Here is the ninth publication in our series of Pandemic Books: Sowing for Others to Reap by Carrie Williams Clifford. This started as a something that I could do in the studio for a few hours every week, namely to make a very short run of a public domain, open copyright, or publicly owned work that we haven’t made before and probably won’t make again. It has also been an adventure in reading and research, using available troves of digitized books to find lesser-known works and writers that are somehow relevant to the present moment.
Sowing for Others to Reap was edited by activist and poet Carrie Williams Clifford, in her role as the state president of the Ohio Federation of Coloured Women’s Clubs in 1900. The essays in this small collection show a sort of optimism that organizing and persistence will reap rewards for Black Americans. It also contains hints of arguments within 19th century feminism that seem odd to a contemporary reader. The title itself implies that organizing (and writing about it) benefits others, even if somehow the organizers don’t immediately see the benefits themselves.
Last week we stopped doing direct sales and shipping of these books. Instead, we are making them available for local pick-up in Vancouver, and will not accept payment for them. Instead of payment, we ask that you let us know that you have made a minimum $10 donation to the Hogan’s Alley Society. Email us at firstname.lastname@example.org to arrange to get your copy. There are ten of them this week, and once they are gone, that’s it.
Softcover, 5×7.75″, 50 pages.

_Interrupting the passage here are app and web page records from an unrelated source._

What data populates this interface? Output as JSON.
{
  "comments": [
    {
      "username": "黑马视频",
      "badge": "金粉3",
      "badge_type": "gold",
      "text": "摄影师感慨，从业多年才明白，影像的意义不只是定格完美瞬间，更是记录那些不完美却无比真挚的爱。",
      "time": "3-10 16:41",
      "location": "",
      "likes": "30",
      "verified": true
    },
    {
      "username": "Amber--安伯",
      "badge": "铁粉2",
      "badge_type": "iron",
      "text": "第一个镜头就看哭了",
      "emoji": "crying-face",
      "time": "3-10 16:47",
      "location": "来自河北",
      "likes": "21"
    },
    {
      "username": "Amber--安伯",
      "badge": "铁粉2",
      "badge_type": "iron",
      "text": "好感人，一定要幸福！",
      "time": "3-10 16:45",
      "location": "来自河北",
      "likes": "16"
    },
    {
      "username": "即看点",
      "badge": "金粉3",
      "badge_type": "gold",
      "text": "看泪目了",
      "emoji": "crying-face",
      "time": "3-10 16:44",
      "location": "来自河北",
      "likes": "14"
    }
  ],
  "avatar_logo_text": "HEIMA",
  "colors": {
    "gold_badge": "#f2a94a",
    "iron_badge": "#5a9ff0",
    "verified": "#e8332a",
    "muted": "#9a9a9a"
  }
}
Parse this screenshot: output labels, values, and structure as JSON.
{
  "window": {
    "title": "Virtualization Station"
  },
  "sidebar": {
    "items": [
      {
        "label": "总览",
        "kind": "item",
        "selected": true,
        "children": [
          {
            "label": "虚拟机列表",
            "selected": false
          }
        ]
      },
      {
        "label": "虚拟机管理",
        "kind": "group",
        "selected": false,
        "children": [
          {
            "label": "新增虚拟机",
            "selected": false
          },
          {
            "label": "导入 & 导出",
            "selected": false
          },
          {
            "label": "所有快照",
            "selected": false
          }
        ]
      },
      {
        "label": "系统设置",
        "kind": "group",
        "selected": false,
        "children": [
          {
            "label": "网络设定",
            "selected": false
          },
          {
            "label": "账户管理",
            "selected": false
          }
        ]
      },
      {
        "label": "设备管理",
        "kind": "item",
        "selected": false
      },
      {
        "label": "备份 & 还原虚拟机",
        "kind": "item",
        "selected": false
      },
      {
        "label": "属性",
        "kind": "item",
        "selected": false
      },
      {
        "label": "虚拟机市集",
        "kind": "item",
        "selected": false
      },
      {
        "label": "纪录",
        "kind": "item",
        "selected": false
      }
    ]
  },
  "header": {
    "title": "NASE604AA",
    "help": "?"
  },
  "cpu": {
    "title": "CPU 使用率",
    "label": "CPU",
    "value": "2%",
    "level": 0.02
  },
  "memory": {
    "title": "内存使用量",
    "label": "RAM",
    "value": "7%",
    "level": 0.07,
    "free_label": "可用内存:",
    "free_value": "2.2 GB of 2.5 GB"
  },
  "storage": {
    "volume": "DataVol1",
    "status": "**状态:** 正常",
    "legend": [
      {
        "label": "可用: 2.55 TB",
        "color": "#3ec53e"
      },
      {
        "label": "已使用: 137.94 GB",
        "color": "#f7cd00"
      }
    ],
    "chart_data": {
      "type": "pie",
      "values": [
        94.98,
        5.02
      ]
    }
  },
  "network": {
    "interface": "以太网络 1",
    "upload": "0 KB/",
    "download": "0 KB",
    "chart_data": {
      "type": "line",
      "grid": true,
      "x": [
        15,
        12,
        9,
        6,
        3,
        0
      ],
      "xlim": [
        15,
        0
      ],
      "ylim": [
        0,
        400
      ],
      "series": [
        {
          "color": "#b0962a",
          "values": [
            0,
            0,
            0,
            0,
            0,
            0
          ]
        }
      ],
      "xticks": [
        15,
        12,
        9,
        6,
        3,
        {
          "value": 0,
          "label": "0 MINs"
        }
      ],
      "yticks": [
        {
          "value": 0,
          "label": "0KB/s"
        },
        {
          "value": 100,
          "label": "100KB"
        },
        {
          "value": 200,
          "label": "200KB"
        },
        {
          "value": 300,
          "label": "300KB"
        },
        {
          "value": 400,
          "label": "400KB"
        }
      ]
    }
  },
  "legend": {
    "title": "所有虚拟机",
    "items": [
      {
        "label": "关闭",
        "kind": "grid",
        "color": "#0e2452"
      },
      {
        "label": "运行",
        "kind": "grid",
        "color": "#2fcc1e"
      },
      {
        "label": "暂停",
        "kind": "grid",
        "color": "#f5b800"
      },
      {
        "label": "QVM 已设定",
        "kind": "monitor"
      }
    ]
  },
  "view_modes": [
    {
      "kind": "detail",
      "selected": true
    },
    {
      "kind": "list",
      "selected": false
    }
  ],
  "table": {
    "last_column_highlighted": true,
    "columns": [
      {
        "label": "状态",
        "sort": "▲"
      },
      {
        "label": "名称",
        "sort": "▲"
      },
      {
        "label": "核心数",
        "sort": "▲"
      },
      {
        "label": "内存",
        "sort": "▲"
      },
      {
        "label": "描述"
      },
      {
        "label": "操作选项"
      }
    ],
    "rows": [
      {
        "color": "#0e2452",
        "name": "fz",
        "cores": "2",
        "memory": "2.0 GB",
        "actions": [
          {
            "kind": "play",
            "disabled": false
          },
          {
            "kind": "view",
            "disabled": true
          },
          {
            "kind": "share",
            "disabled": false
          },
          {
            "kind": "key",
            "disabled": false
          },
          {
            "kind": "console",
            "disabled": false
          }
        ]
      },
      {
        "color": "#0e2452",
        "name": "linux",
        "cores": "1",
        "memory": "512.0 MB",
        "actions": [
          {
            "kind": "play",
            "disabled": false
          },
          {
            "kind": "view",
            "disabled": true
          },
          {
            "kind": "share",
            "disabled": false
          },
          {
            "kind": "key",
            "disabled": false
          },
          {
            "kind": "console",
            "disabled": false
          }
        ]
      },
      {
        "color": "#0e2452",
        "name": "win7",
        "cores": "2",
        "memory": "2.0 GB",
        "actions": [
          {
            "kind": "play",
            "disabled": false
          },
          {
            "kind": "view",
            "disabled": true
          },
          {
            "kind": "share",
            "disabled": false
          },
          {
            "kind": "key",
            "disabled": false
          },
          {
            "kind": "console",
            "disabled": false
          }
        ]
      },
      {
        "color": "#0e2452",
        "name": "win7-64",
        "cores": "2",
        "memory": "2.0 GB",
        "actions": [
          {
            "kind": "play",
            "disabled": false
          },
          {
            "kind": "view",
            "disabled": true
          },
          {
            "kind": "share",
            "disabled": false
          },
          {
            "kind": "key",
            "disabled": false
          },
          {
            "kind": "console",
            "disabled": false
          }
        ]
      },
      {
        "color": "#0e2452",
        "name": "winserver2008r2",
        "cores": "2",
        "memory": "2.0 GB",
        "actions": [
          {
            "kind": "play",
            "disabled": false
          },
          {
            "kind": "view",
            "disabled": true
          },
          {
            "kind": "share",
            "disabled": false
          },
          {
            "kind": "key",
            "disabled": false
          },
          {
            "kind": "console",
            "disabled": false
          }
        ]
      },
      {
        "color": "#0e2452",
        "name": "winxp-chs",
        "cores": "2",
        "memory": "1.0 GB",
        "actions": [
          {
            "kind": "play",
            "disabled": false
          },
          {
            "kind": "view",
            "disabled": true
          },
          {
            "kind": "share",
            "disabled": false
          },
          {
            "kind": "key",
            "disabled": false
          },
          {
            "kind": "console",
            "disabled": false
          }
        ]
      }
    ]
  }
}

After skipping a week, Pandemic Books is back with a very short run of the life story of Sojourner Truth. She is probably best known to many people for her speech on feminism, usually titled “Ain’t I a Woman?” However, she was a lifelong activist for freedom and equality, with many accomplishments. Born into slavery around 1797 in New York, she escaped from bondage in 1826, later saying “I did not run off, for I thought that wicked, but I walked off, believing that to be all right.” Her lawsuit to recover her son from a slaver in Alabama was the first of many battles following her self-emancipation.
This week, we’re going to start doing things differently with these books. Instead of collecting money and shipping out books and then making a donation to a local organization, we would like people who are interested in a copy of this book to donate a minimum of $10 directly to the Hogan’s Alley Society. The first six people who can write to us at email@example.com showing that they have made a donation can pick up a copy of this book. Sadly, this means no more out-of-town shipping for now.
Softcover, 5.5×7.5″, 320 pages.
For the seventh week of Pandemic Books, we’re making copies of Black American anarchist Lucy Parsons’s book The Life of Albert R. Parsons, with Brief History of the Labor Movement in America. Albert Parsons, her husband, was a newspaper editor, and was arrested following the Haymarket riot in Chicago, and sentenced to death along with five others for the bombing of a police station, even though witnesses said that none of the “conspirators” were responsible for the bombing. Lucy Parsons was one of the founders of the IWW in 1905, and continued to edit, publish, and write for radical journals throughout her life.
If this is your first encounter with our Pandemic Books project, here’s the run-down: for reasons I won’t go in to, we can only use our studio for short stretches right now, so we’re making a very short run each week of a public domain, open-copyright, or orphaned work that we haven’t made before and probably won’t again. The books are always sold for $10 plus shipping, and once the run is sold out, that’s it. Any money left over after we have paid materials costs and shipping goes to a local Vancouver ;organization that is doing useful work for vulnerable people; this allows us to convert our artistic labour into something that hopefully makes a small difference.
Some of the books from previous weeks may still be available. Scroll through our posts here, if it isn’t marked “sold out”, it’s still available to order.
Softcover, 5.125×8″, 322 pages, grey cover with red page edge, $10 + shipping.